  • Rates of childhood obesity vary by race. Hispanic children show the highest obesity prevalence, followed by non-Hispanic Black children.
  • Obesity prevalence is significantly higher among middle- and low-income children and adolescents than it is among high-income populations.
  • Obesity may also be inversely correlated with education. Some research indicated that obesity prevalence was lower for children whose head of household had a higher education level.
  • Obesity rates tend to be higher among high school students in Southern and Midwestern states

What Causes Childhood Obesity?

As with their adult counterparts, obesity among children is a complex problem that can be caused or affected by a variety of factors. Chief among these are lifestyle factors—namely, too little exercise and unhealthy dietary habits. However, other variables can increase a child’s risk of obesity as well, including:

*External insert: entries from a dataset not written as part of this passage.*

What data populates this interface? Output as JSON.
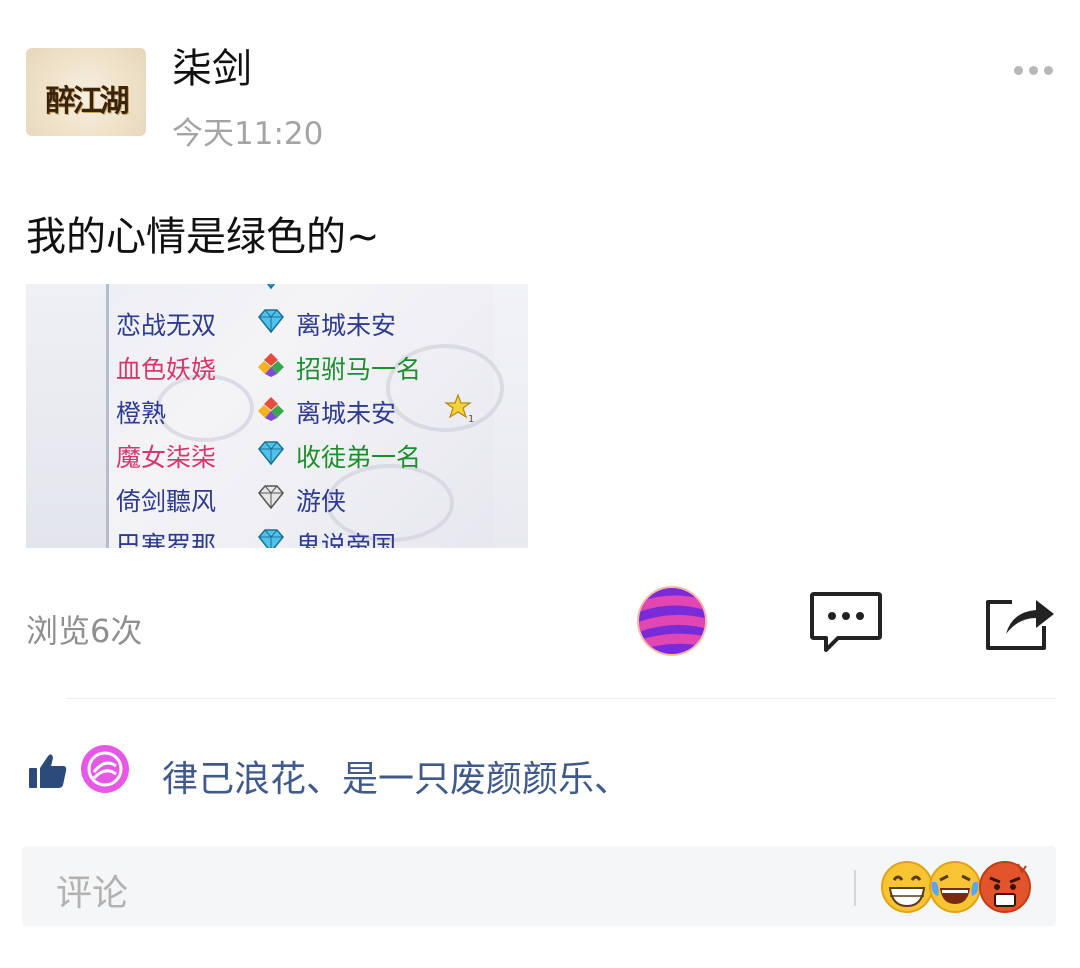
{
  "post": {
    "username": "柒剑",
    "time": "今天11:20",
    "avatar_logo_text": "醉江湖",
    "text": "我的心情是绿色的~",
    "image_rows": [
      {
        "name": "",
        "title": "",
        "name_color": "#3b3f8f",
        "title_color": "#3b3f8f",
        "gem": "blue",
        "star": false
      },
      {
        "name": "恋战无双",
        "title": "离城未安",
        "name_color": "#2f3b8f",
        "title_color": "#2f3b8f",
        "gem": "blue",
        "star": false
      },
      {
        "name": "血色妖娆",
        "title": "招驸马一名",
        "name_color": "#d6366e",
        "title_color": "#1c8f2d",
        "gem": "multi",
        "star": false
      },
      {
        "name": "橙熟",
        "title": "离城未安",
        "name_color": "#2f3b8f",
        "title_color": "#2f3b8f",
        "gem": "multi",
        "star": true
      },
      {
        "name": "魔女柒柒",
        "title": "收徒弟一名",
        "name_color": "#d6366e",
        "title_color": "#1c8f2d",
        "gem": "blue",
        "star": false
      },
      {
        "name": "倚剑聽风",
        "title": "游侠",
        "name_color": "#2f3b8f",
        "title_color": "#2f3b8f",
        "gem": "gray",
        "star": false
      },
      {
        "name": "巴塞罗那",
        "title": "鬼说帝国",
        "name_color": "#2f3b8f",
        "title_color": "#2f3b8f",
        "gem": "blue",
        "star": false
      }
    ],
    "star_count": "1",
    "views": "浏览6次",
    "likers": "律己浪花、是一只废颜颜乐、"
  },
  "icons": {
    "more": "more-dots-icon",
    "planet": "planet-avatar-icon",
    "comment": "comment-bubble-icon",
    "share": "share-arrow-icon",
    "like": "thumbs-up-icon"
  },
  "comment_bar": {
    "placeholder": "评论",
    "emojis": [
      "grin-emoji",
      "laugh-cry-emoji",
      "angry-emoji"
    ]
  },
  "colors": {
    "username": "#111111",
    "meta_gray": "#a4a4a4",
    "link_blue": "#3f5a8a",
    "comment_bar_bg": "#f5f6f8"
  }
}
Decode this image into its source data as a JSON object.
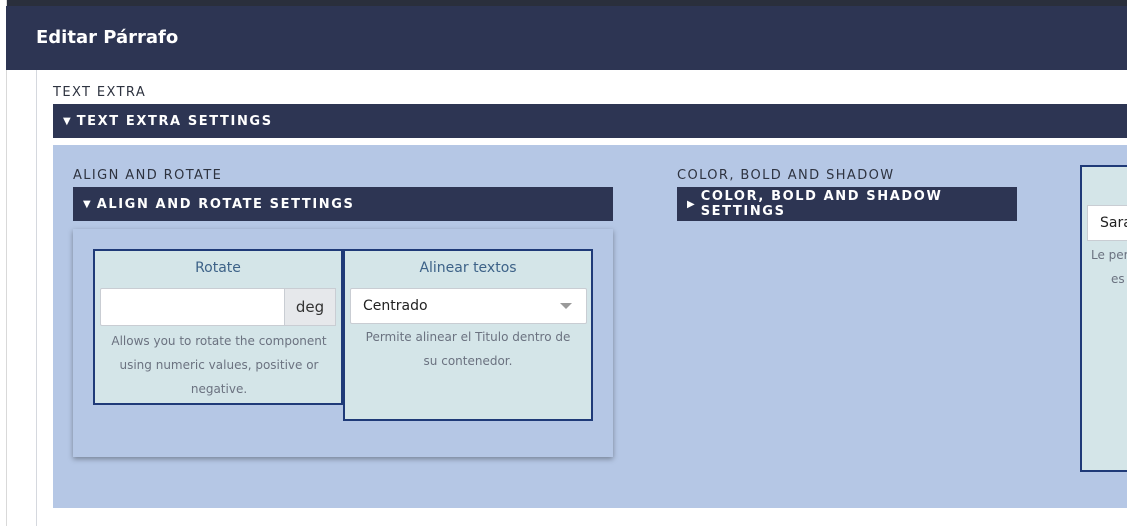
{
  "header": {
    "title": "Editar Párrafo"
  },
  "text_extra": {
    "label": "TEXT EXTRA",
    "settings_bar": "TEXT EXTRA SETTINGS",
    "expanded_icon": "▼"
  },
  "align_rotate": {
    "label": "ALIGN AND ROTATE",
    "settings_bar": "ALIGN AND ROTATE SETTINGS",
    "expanded_icon": "▼",
    "rotate": {
      "title": "Rotate",
      "value": "",
      "unit": "deg",
      "help": "Allows you to rotate the component using numeric values, positive or negative."
    },
    "align": {
      "title": "Alinear textos",
      "selected": "Centrado",
      "help": "Permite alinear el Titulo dentro de su contenedor."
    }
  },
  "color_bold_shadow": {
    "label": "COLOR, BOLD AND SHADOW",
    "settings_bar": "COLOR, BOLD AND SHADOW SETTINGS",
    "collapsed_icon": "▶"
  },
  "partial_card": {
    "input_value": "Sara",
    "help_line1": "Le per",
    "help_line2": "es"
  },
  "colors": {
    "header_bg": "#2d3553",
    "panel_bg": "#b5c7e5",
    "card_bg": "#d4e5e8",
    "card_border": "#1f3a78"
  }
}
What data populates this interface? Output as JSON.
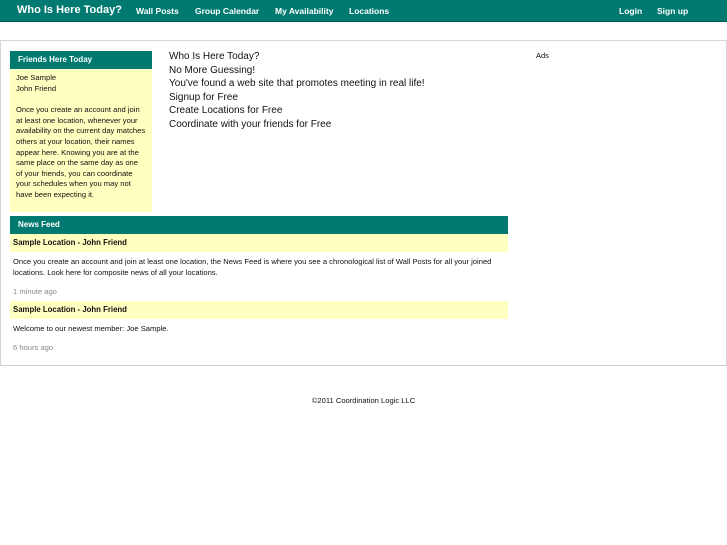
{
  "nav": {
    "brand": "Who Is Here Today?",
    "links": [
      "Wall Posts",
      "Group Calendar",
      "My Availability",
      "Locations"
    ],
    "login": "Login",
    "signup": "Sign up"
  },
  "friends_panel": {
    "title": "Friends Here Today",
    "friends": [
      "Joe Sample",
      "John Friend"
    ],
    "description": "Once you create an account and join at least one location, whenever your availability on the current day matches others at your location, their names appear here. Knowing you are at the same place on the same day as one of your friends, you can coordinate your schedules when you may not have been expecting it."
  },
  "intro": {
    "lines": [
      "Who Is Here Today?",
      "No More Guessing!",
      "You've found a web site that promotes meeting in real life!",
      "Signup for Free",
      "Create Locations for Free",
      "Coordinate with your friends for Free"
    ]
  },
  "ads": {
    "label": "Ads"
  },
  "news_feed": {
    "title": "News Feed",
    "items": [
      {
        "heading": "Sample Location - John Friend",
        "text": "Once you create an account and join at least one location, the News Feed is where you see a chronological list of Wall Posts for all your joined locations. Look here for composite news of all your locations.",
        "time": "1 minute ago"
      },
      {
        "heading": "Sample Location - John Friend",
        "text": "Welcome to our newest member: Joe Sample.",
        "time": "6 hours ago"
      }
    ]
  },
  "footer": {
    "text": "©2011 Coordination Logic LLC"
  }
}
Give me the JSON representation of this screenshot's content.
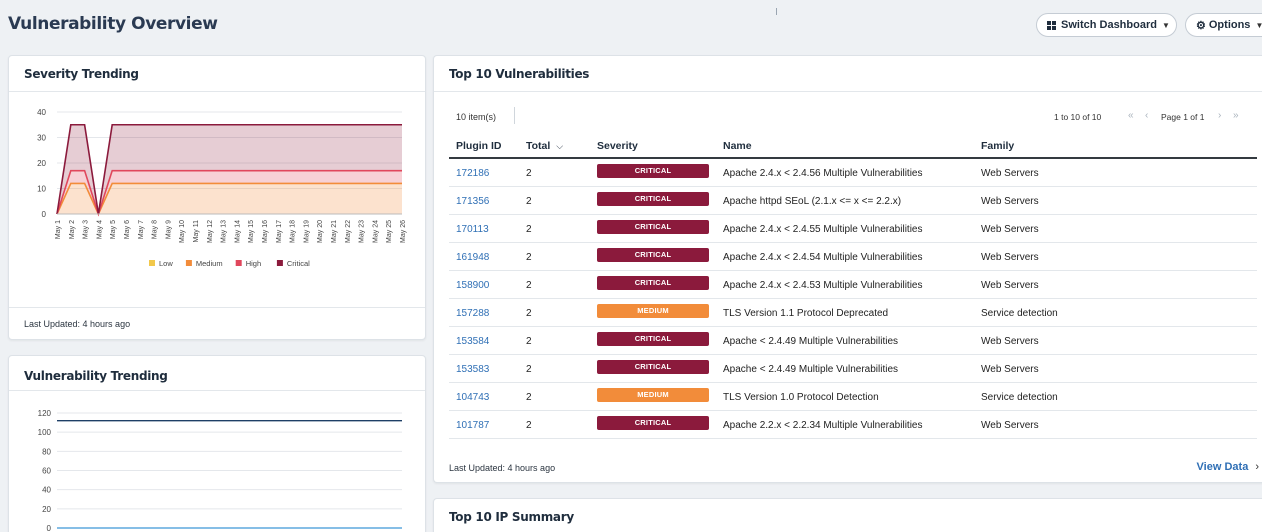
{
  "page": {
    "title": "Vulnerability Overview"
  },
  "header": {
    "switch_dashboard_label": "Switch Dashboard",
    "options_label": "Options",
    "grid_icon": "grid-icon",
    "gear_icon": "gear-icon"
  },
  "severity_card": {
    "title": "Severity Trending",
    "last_updated": "Last Updated: 4 hours ago"
  },
  "vuln_trending_card": {
    "title": "Vulnerability Trending"
  },
  "top10_card": {
    "title": "Top 10 Vulnerabilities",
    "item_count": "10 item(s)",
    "range_text": "1 to 10 of 10",
    "page_text": "Page 1 of 1",
    "columns": {
      "plugin_id": "Plugin ID",
      "total": "Total",
      "severity": "Severity",
      "name": "Name",
      "family": "Family"
    },
    "sort_indicator": "chevron-down-icon",
    "rows": [
      {
        "plugin_id": "172186",
        "total": "2",
        "severity": "CRITICAL",
        "name": "Apache 2.4.x < 2.4.56 Multiple Vulnerabilities",
        "family": "Web Servers"
      },
      {
        "plugin_id": "171356",
        "total": "2",
        "severity": "CRITICAL",
        "name": "Apache httpd SEoL (2.1.x <= x <= 2.2.x)",
        "family": "Web Servers"
      },
      {
        "plugin_id": "170113",
        "total": "2",
        "severity": "CRITICAL",
        "name": "Apache 2.4.x < 2.4.55 Multiple Vulnerabilities",
        "family": "Web Servers"
      },
      {
        "plugin_id": "161948",
        "total": "2",
        "severity": "CRITICAL",
        "name": "Apache 2.4.x < 2.4.54 Multiple Vulnerabilities",
        "family": "Web Servers"
      },
      {
        "plugin_id": "158900",
        "total": "2",
        "severity": "CRITICAL",
        "name": "Apache 2.4.x < 2.4.53 Multiple Vulnerabilities",
        "family": "Web Servers"
      },
      {
        "plugin_id": "157288",
        "total": "2",
        "severity": "MEDIUM",
        "name": "TLS Version 1.1 Protocol Deprecated",
        "family": "Service detection"
      },
      {
        "plugin_id": "153584",
        "total": "2",
        "severity": "CRITICAL",
        "name": "Apache < 2.4.49 Multiple Vulnerabilities",
        "family": "Web Servers"
      },
      {
        "plugin_id": "153583",
        "total": "2",
        "severity": "CRITICAL",
        "name": "Apache < 2.4.49 Multiple Vulnerabilities",
        "family": "Web Servers"
      },
      {
        "plugin_id": "104743",
        "total": "2",
        "severity": "MEDIUM",
        "name": "TLS Version 1.0 Protocol Detection",
        "family": "Service detection"
      },
      {
        "plugin_id": "101787",
        "total": "2",
        "severity": "CRITICAL",
        "name": "Apache 2.2.x < 2.2.34 Multiple Vulnerabilities",
        "family": "Web Servers"
      }
    ],
    "last_updated": "Last Updated: 4 hours ago",
    "view_data_label": "View Data"
  },
  "ip_card": {
    "title": "Top 10 IP Summary"
  },
  "colors": {
    "critical": "#8b1a3c",
    "medium": "#f28c3a",
    "low": "#f2c84b",
    "high": "#e0475c",
    "link": "#2f6fb5",
    "trend_line": "#1e3f66",
    "trend_low_line": "#5ea8dd"
  },
  "chart_data": [
    {
      "type": "area",
      "title": "Severity Trending",
      "x": [
        "May 1",
        "May 2",
        "May 3",
        "May 4",
        "May 5",
        "May 6",
        "May 7",
        "May 8",
        "May 9",
        "May 10",
        "May 11",
        "May 12",
        "May 13",
        "May 14",
        "May 15",
        "May 16",
        "May 17",
        "May 18",
        "May 19",
        "May 20",
        "May 21",
        "May 22",
        "May 23",
        "May 24",
        "May 25",
        "May 26"
      ],
      "ylim": [
        0,
        40
      ],
      "yticks": [
        0,
        10,
        20,
        30,
        40
      ],
      "stacked": true,
      "grid": true,
      "legend": "bottom",
      "series": [
        {
          "name": "Low",
          "color": "#f2c84b",
          "values": [
            0,
            0,
            0,
            0,
            0,
            0,
            0,
            0,
            0,
            0,
            0,
            0,
            0,
            0,
            0,
            0,
            0,
            0,
            0,
            0,
            0,
            0,
            0,
            0,
            0,
            0
          ]
        },
        {
          "name": "Medium",
          "color": "#f28c3a",
          "values": [
            0,
            12,
            12,
            0,
            12,
            12,
            12,
            12,
            12,
            12,
            12,
            12,
            12,
            12,
            12,
            12,
            12,
            12,
            12,
            12,
            12,
            12,
            12,
            12,
            12,
            12
          ]
        },
        {
          "name": "High",
          "color": "#e0475c",
          "values": [
            0,
            5,
            5,
            0,
            5,
            5,
            5,
            5,
            5,
            5,
            5,
            5,
            5,
            5,
            5,
            5,
            5,
            5,
            5,
            5,
            5,
            5,
            5,
            5,
            5,
            5
          ]
        },
        {
          "name": "Critical",
          "color": "#8b1a3c",
          "values": [
            0,
            18,
            18,
            0,
            18,
            18,
            18,
            18,
            18,
            18,
            18,
            18,
            18,
            18,
            18,
            18,
            18,
            18,
            18,
            18,
            18,
            18,
            18,
            18,
            18,
            18
          ]
        }
      ]
    },
    {
      "type": "line",
      "title": "Vulnerability Trending",
      "ylim": [
        0,
        120
      ],
      "yticks": [
        0,
        20,
        40,
        60,
        80,
        100,
        120
      ],
      "grid": true,
      "series": [
        {
          "color": "#1e3f66",
          "values": [
            112,
            112,
            112,
            112,
            112,
            112,
            112,
            112,
            112,
            112,
            112,
            112,
            112,
            112,
            112,
            112,
            112,
            112,
            112,
            112,
            112,
            112,
            112,
            112,
            112,
            112
          ]
        },
        {
          "color": "#5ea8dd",
          "values": [
            0,
            0,
            0,
            0,
            0,
            0,
            0,
            0,
            0,
            0,
            0,
            0,
            0,
            0,
            0,
            0,
            0,
            0,
            0,
            0,
            0,
            0,
            0,
            0,
            0,
            0
          ]
        }
      ]
    }
  ]
}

  • Genetics
  • Environment and family factors
  • Socioeconomic status, which can determine an individual’s access to nutritious foods and also their ability to exercise safely outside
  • Other underlying health conditions and/or medications
  • Stress and/or lack of sleep

Dangers of Childhood Obesity

Childhood obesity presents a serious health problem, one that can potentially plague children for the rest of their lives. Some of the negative health outcomes associated with childhood obesity include diabetes, high cholesterol and blood pressure, joint pain, asthma and sleep apnea, and nonalcoholic fatty liver disease. 

On top of the physical complications, children who struggle with obesity may also experience harmful social and emotional ramifications. Overweight children and teens are much more likely to be bullied, which in turn can result in issues like depression, isolation, and low self-esteem. 

How Biking Can Help Prevent Childhood Obesity

Ensuring that kids engage in an adequate amount of physical activity is one of the biggest things we can do to prevent childhood obesity and set children up for a healthy future. Experts recommend that kids get around 60 minutes of exercise each day

When it comes to physical activity, biking is one of the best ways to keep kids moving and entertained. In addition to being a great source of cardio, bicycling also builds muscle, which can help give your base metabolism rate a boost. 

Biking also gives kids a way to explore the world around them, either individually or with friends. Between the ability to get a change of scene and the opportunity for social interaction, kids are much less likely to get bored. Further, biking reduces stress levels, and for many children (and adults), stress can be a trigger for overeating or unhealthy eating. 

The connection between biking and healthy weight is a well-documented one. Some research has posited a connection between childrens’ physical activity levels and their environment—basically, if kids are surrounded by settings that encourage exercise, they may be more likely to engage in it. Scientists believe it’s no coincidence that obesity rates began spiking as active commuting habits (like walking or bicycling) began to decline. For that reason, some researchers, like Dr. Jason Mendoza of Seattle Children’s Hospital, have started conducting research on the efficacy of supervised bike trains in fighting obesity. 

Unfortunately, for some children, commuting by bike is neither feasible nor safe. For individuals in that situation, implementing exercise programs and creating exercise-friendly environments in schools can make a big difference. 

All Kids Bike is a national movement dedicated to bringing the mental and physical benefits of bike riding to every kid in America. Led by the Strider Education Foundation, our mission is to make bicycling skills an integral part of kids’ elementary school education. Our Kindergarten PE Program provides the curriculum, bikes, and safety equipment needed to teach every kindergartner how to ride at no cost to the school itself. Contact us to learn more about how you can support our vision to make this milestone skill accessible to children, or consider donating to a school in your community.